No pictures are to be included when the entries below are reproduced exactly.
+++ STORED DATA +++
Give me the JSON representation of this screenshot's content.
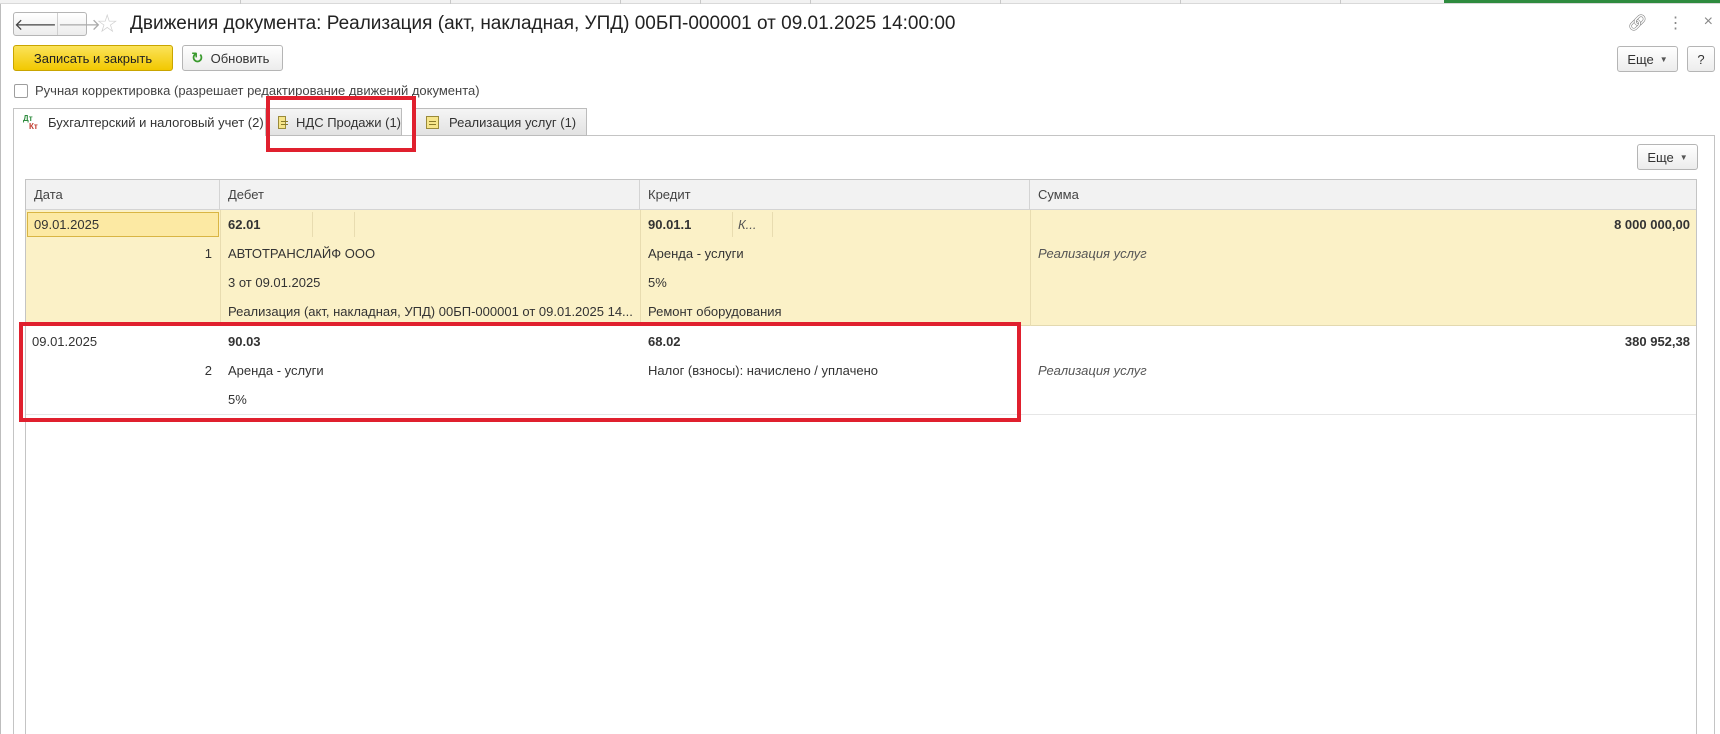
{
  "window": {
    "title": "Движения документа: Реализация (акт, накладная, УПД) 00БП-000001 от 09.01.2025 14:00:00",
    "nav_back_icon": "arrow-left-icon",
    "nav_forward_icon": "arrow-right-icon",
    "favorite_icon": "star-icon",
    "link_icon": "link-icon",
    "menu_icon": "kebab-menu-icon",
    "close_icon": "close-icon"
  },
  "toolbar": {
    "save_close_label": "Записать и закрыть",
    "refresh_label": "Обновить",
    "more_label": "Еще",
    "help_label": "?"
  },
  "manual_correction": {
    "label": "Ручная корректировка (разрешает редактирование движений документа)",
    "checked": false
  },
  "tabs": [
    {
      "label": "Бухгалтерский и налоговый учет (2)",
      "active": true,
      "icon": "dt-kt-icon"
    },
    {
      "label": "НДС Продажи (1)",
      "active": false,
      "icon": "register-icon"
    },
    {
      "label": "Реализация услуг (1)",
      "active": false,
      "icon": "register-icon"
    }
  ],
  "panel": {
    "more_label": "Еще"
  },
  "table": {
    "columns": [
      "Дата",
      "Дебет",
      "Кредит",
      "Сумма"
    ],
    "rows": [
      {
        "date": "09.01.2025",
        "number": "1",
        "debit_account": "62.01",
        "debit_sub1": "АВТОТРАНСЛАЙФ ООО",
        "debit_sub2": "3 от 09.01.2025",
        "debit_sub3": "Реализация (акт, накладная, УПД) 00БП-000001 от 09.01.2025 14...",
        "credit_account": "90.01.1",
        "credit_extra": "К...",
        "credit_sub1": "Аренда - услуги",
        "credit_sub2": "5%",
        "credit_sub3": "Ремонт оборудования",
        "amount": "8 000 000,00",
        "content": "Реализация услуг"
      },
      {
        "date": "09.01.2025",
        "number": "2",
        "debit_account": "90.03",
        "debit_sub1": "Аренда - услуги",
        "debit_sub2": "5%",
        "credit_account": "68.02",
        "credit_sub1": "Налог (взносы): начислено / уплачено",
        "amount": "380 952,38",
        "content": "Реализация услуг"
      }
    ]
  },
  "colors": {
    "primary_button": "#f2c800",
    "selected_row": "#fbf1c7",
    "annotation_red": "#e0202e"
  }
}
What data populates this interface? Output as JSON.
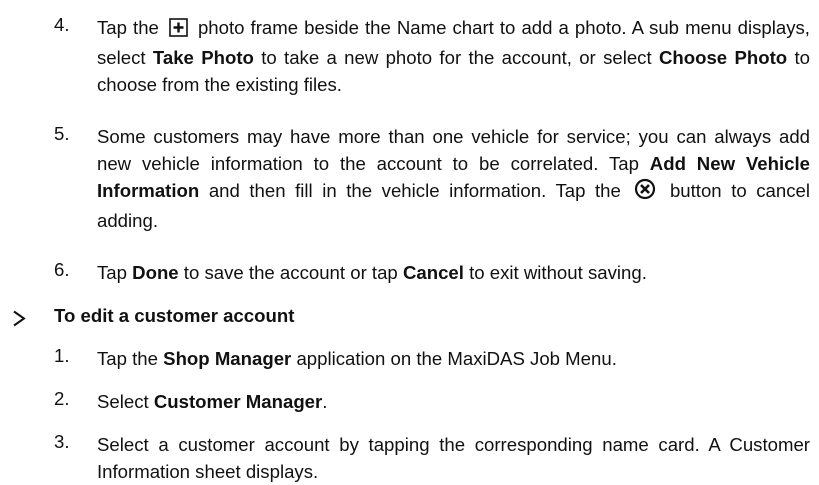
{
  "steps_continued": [
    {
      "number": "4.",
      "segments": [
        {
          "text": "Tap the ",
          "bold": false
        },
        {
          "icon": "plus-box-icon"
        },
        {
          "text": " photo frame beside the Name chart to add a photo. A sub menu displays, select ",
          "bold": false
        },
        {
          "text": "Take Photo",
          "bold": true
        },
        {
          "text": " to take a new photo for the account, or select ",
          "bold": false
        },
        {
          "text": "Choose Photo",
          "bold": true
        },
        {
          "text": " to choose from the existing files.",
          "bold": false
        }
      ]
    },
    {
      "number": "5.",
      "segments": [
        {
          "text": "Some customers may have more than one vehicle for service; you can always add new vehicle information to the account to be correlated. Tap ",
          "bold": false
        },
        {
          "text": "Add New Vehicle Information",
          "bold": true
        },
        {
          "text": " and then fill in the vehicle information. Tap the ",
          "bold": false
        },
        {
          "icon": "circle-x-icon"
        },
        {
          "text": " button to cancel adding.",
          "bold": false
        }
      ]
    },
    {
      "number": "6.",
      "segments": [
        {
          "text": "Tap ",
          "bold": false
        },
        {
          "text": "Done",
          "bold": true
        },
        {
          "text": " to save the account or tap ",
          "bold": false
        },
        {
          "text": "Cancel",
          "bold": true
        },
        {
          "text": " to exit without saving.",
          "bold": false
        }
      ]
    }
  ],
  "section": {
    "bullet_icon": "arrow-bullet-icon",
    "heading": "To edit a customer account"
  },
  "steps_edit": [
    {
      "number": "1.",
      "segments": [
        {
          "text": "Tap the ",
          "bold": false
        },
        {
          "text": "Shop Manager",
          "bold": true
        },
        {
          "text": " application on the MaxiDAS Job Menu.",
          "bold": false
        }
      ]
    },
    {
      "number": "2.",
      "segments": [
        {
          "text": "Select ",
          "bold": false
        },
        {
          "text": "Customer Manager",
          "bold": true
        },
        {
          "text": ".",
          "bold": false
        }
      ]
    },
    {
      "number": "3.",
      "segments": [
        {
          "text": "Select a customer account by tapping the corresponding name card. A Customer Information sheet displays.",
          "bold": false
        }
      ]
    }
  ]
}
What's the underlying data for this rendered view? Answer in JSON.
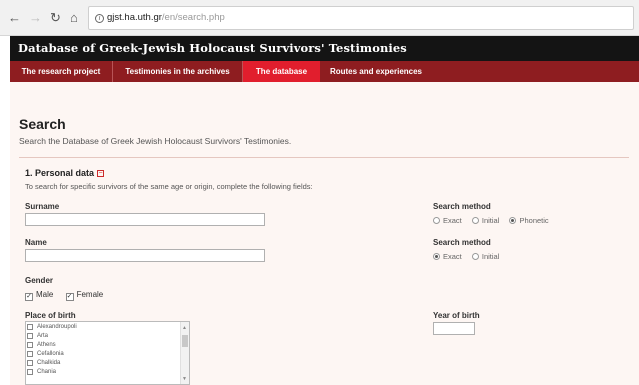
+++
## ANSWER TO THE EXERCISE:
Give me the JSON representation of this screenshot's content.
{
  "window": {
    "title": "Движения документа: Реализация (акт, накладная, УПД) 00БП-000001 от 09.01.2025 14:00:00",
    "nav_back_icon": "arrow-left-icon",
    "nav_forward_icon": "arrow-right-icon",
    "favorite_icon": "star-icon",
    "link_icon": "link-icon",
    "menu_icon": "kebab-menu-icon",
    "close_icon": "close-icon"
  },
  "toolbar": {
    "save_close_label": "Записать и закрыть",
    "refresh_label": "Обновить",
    "more_label": "Еще",
    "help_label": "?"
  },
  "manual_correction": {
    "label": "Ручная корректировка (разрешает редактирование движений документа)",
    "checked": false
  },
  "tabs": [
    {
      "label": "Бухгалтерский и налоговый учет (2)",
      "active": true,
      "icon": "dt-kt-icon"
    },
    {
      "label": "НДС Продажи (1)",
      "active": false,
      "icon": "register-icon"
    },
    {
      "label": "Реализация услуг (1)",
      "active": false,
      "icon": "register-icon"
    }
  ],
  "panel": {
    "more_label": "Еще"
  },
  "table": {
    "columns": [
      "Дата",
      "Дебет",
      "Кредит",
      "Сумма"
    ],
    "rows": [
      {
        "date": "09.01.2025",
        "number": "1",
        "debit_account": "62.01",
        "debit_sub1": "АВТОТРАНСЛАЙФ ООО",
        "debit_sub2": "3 от 09.01.2025",
        "debit_sub3": "Реализация (акт, накладная, УПД) 00БП-000001 от 09.01.2025 14...",
        "credit_account": "90.01.1",
        "credit_extra": "К...",
        "credit_sub1": "Аренда - услуги",
        "credit_sub2": "5%",
        "credit_sub3": "Ремонт оборудования",
        "amount": "8 000 000,00",
        "content": "Реализация услуг"
      },
      {
        "date": "09.01.2025",
        "number": "2",
        "debit_account": "90.03",
        "debit_sub1": "Аренда - услуги",
        "debit_sub2": "5%",
        "credit_account": "68.02",
        "credit_sub1": "Налог (взносы): начислено / уплачено",
        "amount": "380 952,38",
        "content": "Реализация услуг"
      }
    ]
  },
  "colors": {
    "primary_button": "#f2c800",
    "selected_row": "#fbf1c7",
    "annotation_red": "#e0202e"
  }
}
What data populates this interface? Output as JSON.
{
  "steps_continued": [
    {
      "number": "4.",
      "segments": [
        {
          "text": "Tap the ",
          "bold": false
        },
        {
          "icon": "plus-box-icon"
        },
        {
          "text": " photo frame beside the Name chart to add a photo. A sub menu displays, select ",
          "bold": false
        },
        {
          "text": "Take Photo",
          "bold": true
        },
        {
          "text": " to take a new photo for the account, or select ",
          "bold": false
        },
        {
          "text": "Choose Photo",
          "bold": true
        },
        {
          "text": " to choose from the existing files.",
          "bold": false
        }
      ]
    },
    {
      "number": "5.",
      "segments": [
        {
          "text": "Some customers may have more than one vehicle for service; you can always add new vehicle information to the account to be correlated. Tap ",
          "bold": false
        },
        {
          "text": "Add New Vehicle Information",
          "bold": true
        },
        {
          "text": " and then fill in the vehicle information. Tap the ",
          "bold": false
        },
        {
          "icon": "circle-x-icon"
        },
        {
          "text": " button to cancel adding.",
          "bold": false
        }
      ]
    },
    {
      "number": "6.",
      "segments": [
        {
          "text": "Tap ",
          "bold": false
        },
        {
          "text": "Done",
          "bold": true
        },
        {
          "text": " to save the account or tap ",
          "bold": false
        },
        {
          "text": "Cancel",
          "bold": true
        },
        {
          "text": " to exit without saving.",
          "bold": false
        }
      ]
    }
  ],
  "section": {
    "bullet_icon": "arrow-bullet-icon",
    "heading": "To edit a customer account"
  },
  "steps_edit": [
    {
      "number": "1.",
      "segments": [
        {
          "text": "Tap the ",
          "bold": false
        },
        {
          "text": "Shop Manager",
          "bold": true
        },
        {
          "text": " application on the MaxiDAS Job Menu.",
          "bold": false
        }
      ]
    },
    {
      "number": "2.",
      "segments": [
        {
          "text": "Select ",
          "bold": false
        },
        {
          "text": "Customer Manager",
          "bold": true
        },
        {
          "text": ".",
          "bold": false
        }
      ]
    },
    {
      "number": "3.",
      "segments": [
        {
          "text": "Select a customer account by tapping the corresponding name card. A Customer Information sheet displays.",
          "bold": false
        }
      ]
    }
  ]
}
What's the underlying data for this rendered view? Answer in JSON.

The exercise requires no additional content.